Topic of discussion on this program is the actual organization of the major parties. Our lecturer considers the national characteristics of parties as opposed to the idea that each of them is a conglomeration of local political machines. He concludes with a look at the role the private citizen can and does play in party organization.
Discusses the sequence of events that takes place when the national political convention is underway. Includes consideration of the role of the contemporary chairman, the "keynoter", general speeches presented as time fillers, reports from the four main committees, role call for nominations, nominating and seconding speeches, and demonstrations for the candidates. Presents films of the departure of Alabama and Mississippi delegates in 1948 and the nomination of Franklin Roosevelt in 1940. (Dynamic Films) Film.
Discusses the early steps in the nominating process. Explains and illustrates the makeup of the national committee, the role of the national chairman, the importance of selecting a favorable convention site, apportionment of delegates, and state, county, and precinct organizations. Discusses a cartoon of the county chairman. (Dynamic Films) Film.
The panel takes up the importance of the national convention in drafting a party platform and important intra-party conflicts which have developed over the drafting of such platforms at recent conventions.
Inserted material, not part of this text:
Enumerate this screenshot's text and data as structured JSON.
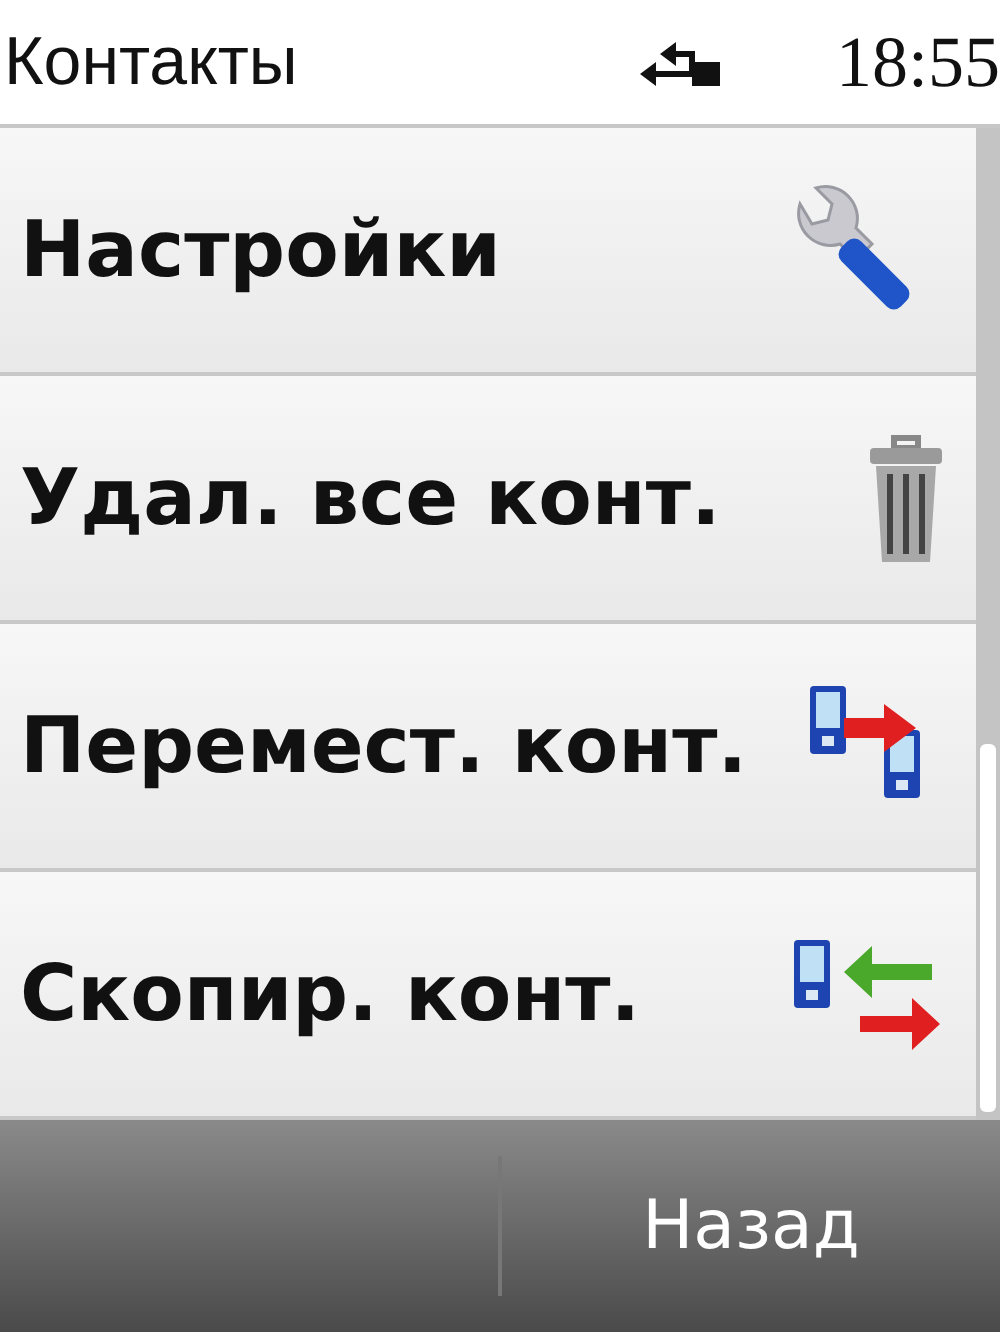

Along these same lines, the panel considers the procedure used to draft the platform and the question of whether the platform is drafted to represent the policy position of the candidate or for the candidate to stand on.
A panel here considers the advantages and disadvantages of the convention systems as it now operates. Speakers also discuss suggestions for improving the convention as a nominating device, alternatives methods for nominating a president and vice president, and the problems and advantages of these alternatives.
Introduces the series AMERICAN POLITICS. Proposes to answer the following questions. (1) What are the nature, purpose, and methods of the major American political parties? (2) How are the parties' candidates nominated, including candidates for president and vice-president? (3) What have been the parties' records on the major issues of American politics? (KETC) Kinescope.
Discusses the primary system and its effect on the party system. Considers whether or not the primary system destroys party discipline, thus weakening the party, or, conversely does it give more power to the machine? (KETC) Kinescope.
Discusses the party records regarding individual freedom promised by the first amendment in the Bill of rights. Reviews the two parties' defense of these rights, especially in times when national security is threatened, and discusses the question of civil rights. (KETC) Kinescope.
Considers the whys and wherefores of defense spending as related to both foreign policy and domestic economic policy. Discusses the question, "Is there a partisan...Democratic or Republican...answer to the question of defense spending?" (KETC) Kinescope.
Convention floor strategy, nomination speeches and voting procedures are discussed in this program. Other topics consider include the techniques and practices used to influence the delegates in favor of particular candidates, the functions of nominating and seconding speeches and special problems connected with the nomination of the vice president.
Discusses motivations of candidates and the backgrounds of men who have run for president. Touches on men with a driving desire to be president, the "reluctant" candidates, the role of king-makers, and the occupations which have served as stepping-stones to the presidency. (Dynamic Films) Film.
Discusses pre-convention activity. Considers the influence of public opinion and public opinion polls, the role of the campaign manager, and the strategy for winning delegates in both states that pick delegates by conventions and states that hold primary elections. Shows scenes from the 1952 primary campaigns in New Hampshire and Nebraska. (Dynamic Films) Film.
Topic of program is the pre-convention strategy of the candidates, and content covers the factors which make a candidate available for his party’s nomination, the advantages and disadvantages of frankness on the part of an aspiring candidate, and the political hazards of the preference primary campaign,
National political leaders and newspapermen meet in a panel discussion to consider the main issues, strategies and personalities developing in the 1956 presidential campaign. Questions before the panel for consideration include: What will be the main issues in the coming conventions? Will they dominate the personalities or be controlled by the personalities? Who will be the influential leaders in each of the conventions? Who are the strongest candidates for the nominations of the parties? What is their relative strength? Is there a chance for a “dark horse” in either party?
Reviews the records of both parties in the area of conservation and use of our natural resources. Points out that controversy has been particularly sharp on the development of power resources. (KQED) Kinescope.
Summarizes the American nominating process from the early days to the emergence of the two-party system between 1830 and 1860 and the main political developments through 1952. Shows key Republican and Democratic candidates from 1912 through 1952 and headlines from the files of the New York Times dating back to the 19th century. (Dynamic Films) Films.
Discusses the responsibilities of the two-party system and explains the requirements of an effective party system. Includes discussion of "batting averages" of the Presidents with regard to the bills brought before them and in living up to party platforms. (KETC) Kinescope.